AUGUSTA, Maine — Looking to stir up excitement and lure presidential hopefuls to the state, leaders of the Maine Democratic Party are thinking about holding a presidential straw poll in early fall.
"We are very seriously considering it," Democratic Party Chairman Ben Dudley said Monday.
"If we do it," he added, a straw poll would probably be conducted in late September or October.
Scheduled to hold the party's actual delegate-awarding presidential caucuses next year on Feb. 10, state party officials fear the outcome of the race for the nomination may already be decided by that time.
Feb. 5 is shaping up as a megaprimary — as many as 25 states will make their choices that day.
A fall '07 straw poll, at least, could bring candidates to Maine to address the concerns of voters in the state, according to Dudley. A downside, he conceded, would be if those candidates chose not to come.
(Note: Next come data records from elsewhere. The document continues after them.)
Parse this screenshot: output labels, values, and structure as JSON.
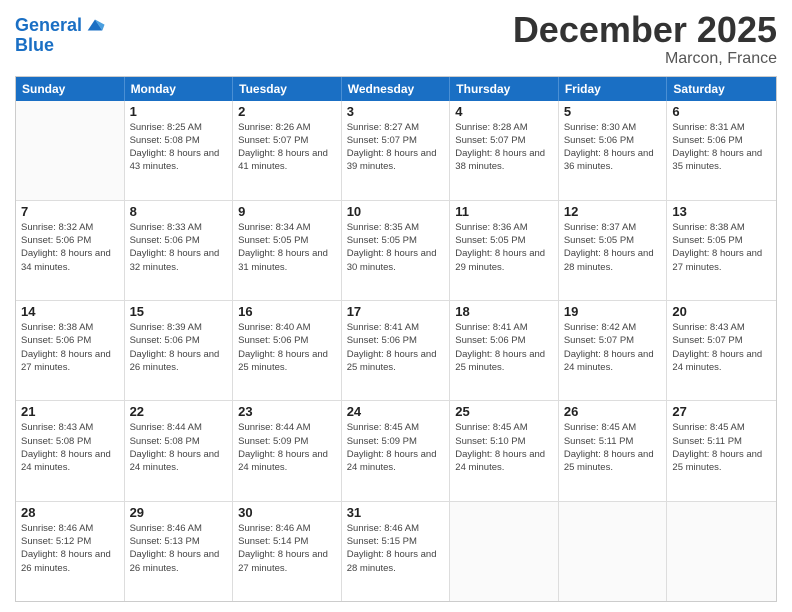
{
  "header": {
    "logo_line1": "General",
    "logo_line2": "Blue",
    "month": "December 2025",
    "location": "Marcon, France"
  },
  "weekdays": [
    "Sunday",
    "Monday",
    "Tuesday",
    "Wednesday",
    "Thursday",
    "Friday",
    "Saturday"
  ],
  "rows": [
    [
      {
        "day": "",
        "empty": true
      },
      {
        "day": "1",
        "sunrise": "Sunrise: 8:25 AM",
        "sunset": "Sunset: 5:08 PM",
        "daylight": "Daylight: 8 hours and 43 minutes."
      },
      {
        "day": "2",
        "sunrise": "Sunrise: 8:26 AM",
        "sunset": "Sunset: 5:07 PM",
        "daylight": "Daylight: 8 hours and 41 minutes."
      },
      {
        "day": "3",
        "sunrise": "Sunrise: 8:27 AM",
        "sunset": "Sunset: 5:07 PM",
        "daylight": "Daylight: 8 hours and 39 minutes."
      },
      {
        "day": "4",
        "sunrise": "Sunrise: 8:28 AM",
        "sunset": "Sunset: 5:07 PM",
        "daylight": "Daylight: 8 hours and 38 minutes."
      },
      {
        "day": "5",
        "sunrise": "Sunrise: 8:30 AM",
        "sunset": "Sunset: 5:06 PM",
        "daylight": "Daylight: 8 hours and 36 minutes."
      },
      {
        "day": "6",
        "sunrise": "Sunrise: 8:31 AM",
        "sunset": "Sunset: 5:06 PM",
        "daylight": "Daylight: 8 hours and 35 minutes."
      }
    ],
    [
      {
        "day": "7",
        "sunrise": "Sunrise: 8:32 AM",
        "sunset": "Sunset: 5:06 PM",
        "daylight": "Daylight: 8 hours and 34 minutes."
      },
      {
        "day": "8",
        "sunrise": "Sunrise: 8:33 AM",
        "sunset": "Sunset: 5:06 PM",
        "daylight": "Daylight: 8 hours and 32 minutes."
      },
      {
        "day": "9",
        "sunrise": "Sunrise: 8:34 AM",
        "sunset": "Sunset: 5:05 PM",
        "daylight": "Daylight: 8 hours and 31 minutes."
      },
      {
        "day": "10",
        "sunrise": "Sunrise: 8:35 AM",
        "sunset": "Sunset: 5:05 PM",
        "daylight": "Daylight: 8 hours and 30 minutes."
      },
      {
        "day": "11",
        "sunrise": "Sunrise: 8:36 AM",
        "sunset": "Sunset: 5:05 PM",
        "daylight": "Daylight: 8 hours and 29 minutes."
      },
      {
        "day": "12",
        "sunrise": "Sunrise: 8:37 AM",
        "sunset": "Sunset: 5:05 PM",
        "daylight": "Daylight: 8 hours and 28 minutes."
      },
      {
        "day": "13",
        "sunrise": "Sunrise: 8:38 AM",
        "sunset": "Sunset: 5:05 PM",
        "daylight": "Daylight: 8 hours and 27 minutes."
      }
    ],
    [
      {
        "day": "14",
        "sunrise": "Sunrise: 8:38 AM",
        "sunset": "Sunset: 5:06 PM",
        "daylight": "Daylight: 8 hours and 27 minutes."
      },
      {
        "day": "15",
        "sunrise": "Sunrise: 8:39 AM",
        "sunset": "Sunset: 5:06 PM",
        "daylight": "Daylight: 8 hours and 26 minutes."
      },
      {
        "day": "16",
        "sunrise": "Sunrise: 8:40 AM",
        "sunset": "Sunset: 5:06 PM",
        "daylight": "Daylight: 8 hours and 25 minutes."
      },
      {
        "day": "17",
        "sunrise": "Sunrise: 8:41 AM",
        "sunset": "Sunset: 5:06 PM",
        "daylight": "Daylight: 8 hours and 25 minutes."
      },
      {
        "day": "18",
        "sunrise": "Sunrise: 8:41 AM",
        "sunset": "Sunset: 5:06 PM",
        "daylight": "Daylight: 8 hours and 25 minutes."
      },
      {
        "day": "19",
        "sunrise": "Sunrise: 8:42 AM",
        "sunset": "Sunset: 5:07 PM",
        "daylight": "Daylight: 8 hours and 24 minutes."
      },
      {
        "day": "20",
        "sunrise": "Sunrise: 8:43 AM",
        "sunset": "Sunset: 5:07 PM",
        "daylight": "Daylight: 8 hours and 24 minutes."
      }
    ],
    [
      {
        "day": "21",
        "sunrise": "Sunrise: 8:43 AM",
        "sunset": "Sunset: 5:08 PM",
        "daylight": "Daylight: 8 hours and 24 minutes."
      },
      {
        "day": "22",
        "sunrise": "Sunrise: 8:44 AM",
        "sunset": "Sunset: 5:08 PM",
        "daylight": "Daylight: 8 hours and 24 minutes."
      },
      {
        "day": "23",
        "sunrise": "Sunrise: 8:44 AM",
        "sunset": "Sunset: 5:09 PM",
        "daylight": "Daylight: 8 hours and 24 minutes."
      },
      {
        "day": "24",
        "sunrise": "Sunrise: 8:45 AM",
        "sunset": "Sunset: 5:09 PM",
        "daylight": "Daylight: 8 hours and 24 minutes."
      },
      {
        "day": "25",
        "sunrise": "Sunrise: 8:45 AM",
        "sunset": "Sunset: 5:10 PM",
        "daylight": "Daylight: 8 hours and 24 minutes."
      },
      {
        "day": "26",
        "sunrise": "Sunrise: 8:45 AM",
        "sunset": "Sunset: 5:11 PM",
        "daylight": "Daylight: 8 hours and 25 minutes."
      },
      {
        "day": "27",
        "sunrise": "Sunrise: 8:45 AM",
        "sunset": "Sunset: 5:11 PM",
        "daylight": "Daylight: 8 hours and 25 minutes."
      }
    ],
    [
      {
        "day": "28",
        "sunrise": "Sunrise: 8:46 AM",
        "sunset": "Sunset: 5:12 PM",
        "daylight": "Daylight: 8 hours and 26 minutes."
      },
      {
        "day": "29",
        "sunrise": "Sunrise: 8:46 AM",
        "sunset": "Sunset: 5:13 PM",
        "daylight": "Daylight: 8 hours and 26 minutes."
      },
      {
        "day": "30",
        "sunrise": "Sunrise: 8:46 AM",
        "sunset": "Sunset: 5:14 PM",
        "daylight": "Daylight: 8 hours and 27 minutes."
      },
      {
        "day": "31",
        "sunrise": "Sunrise: 8:46 AM",
        "sunset": "Sunset: 5:15 PM",
        "daylight": "Daylight: 8 hours and 28 minutes."
      },
      {
        "day": "",
        "empty": true
      },
      {
        "day": "",
        "empty": true
      },
      {
        "day": "",
        "empty": true
      }
    ]
  ]
}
"The pro for us is it's a great opportunity to build excitement and organization for the 2008 election. ... It's also a way for us to get political candidates to come to Maine. ... That is our primary goal," Dudley said.
"The difficulty will be attracting them to an event when no delegates are truly at stake."
In 1983, Maine Democrats held a high-profile presidential straw poll that for months in advance drew the party's top-tier candidates on forays through the state.
After much exertion and expense, former Vice President Walter Mondale prevailed in the October poll. California's Alan Cranston finished a creditable second. The back-of-the-pack included Fritz Hollings of South Carolina and John Glenn of Ohio.
Five months later, however, Gary Hart of Colorado, who had been the first in and first out of the straw poll, won a convincing victory in the state caucuses, taking 51 percent to Mondale's 44 percent.
Heading into the next election cycle, Democratic Party Chairman Paul Kirk outlined an eight-point code of conduct that called for a pledge by state parties not to conduct straw polls of candidate preference.
Republicans have also experimented with presidential straw polls in Maine.
In advance of the 1980 election, favorite Howard Baker of Tennessee lost to George H.W. Bush before both watched Ronald Reagan, who did not participate, walk off with the Republican nomination and the presidency.
In November 1995, Phil Gramm of Texas won the most votes in a Maine Republican Party straw poll despite strong bids by two Senate colleagues, Dick Lugar of Indiana and Arlen Specter of Pennsylvania. Gramm had little troubling overcoming whatever built-in advantage Senate Majority Leader Bob Dole, who did not attend, had from his support within the state's GOP establishment.
The Dole campaign played down the results, saying the straw poll was a terrific fundraiser for the Maine GOP because people paid to vote.
Maine's Republican caucuses next year are scheduled for Feb. 1, 2 and 3.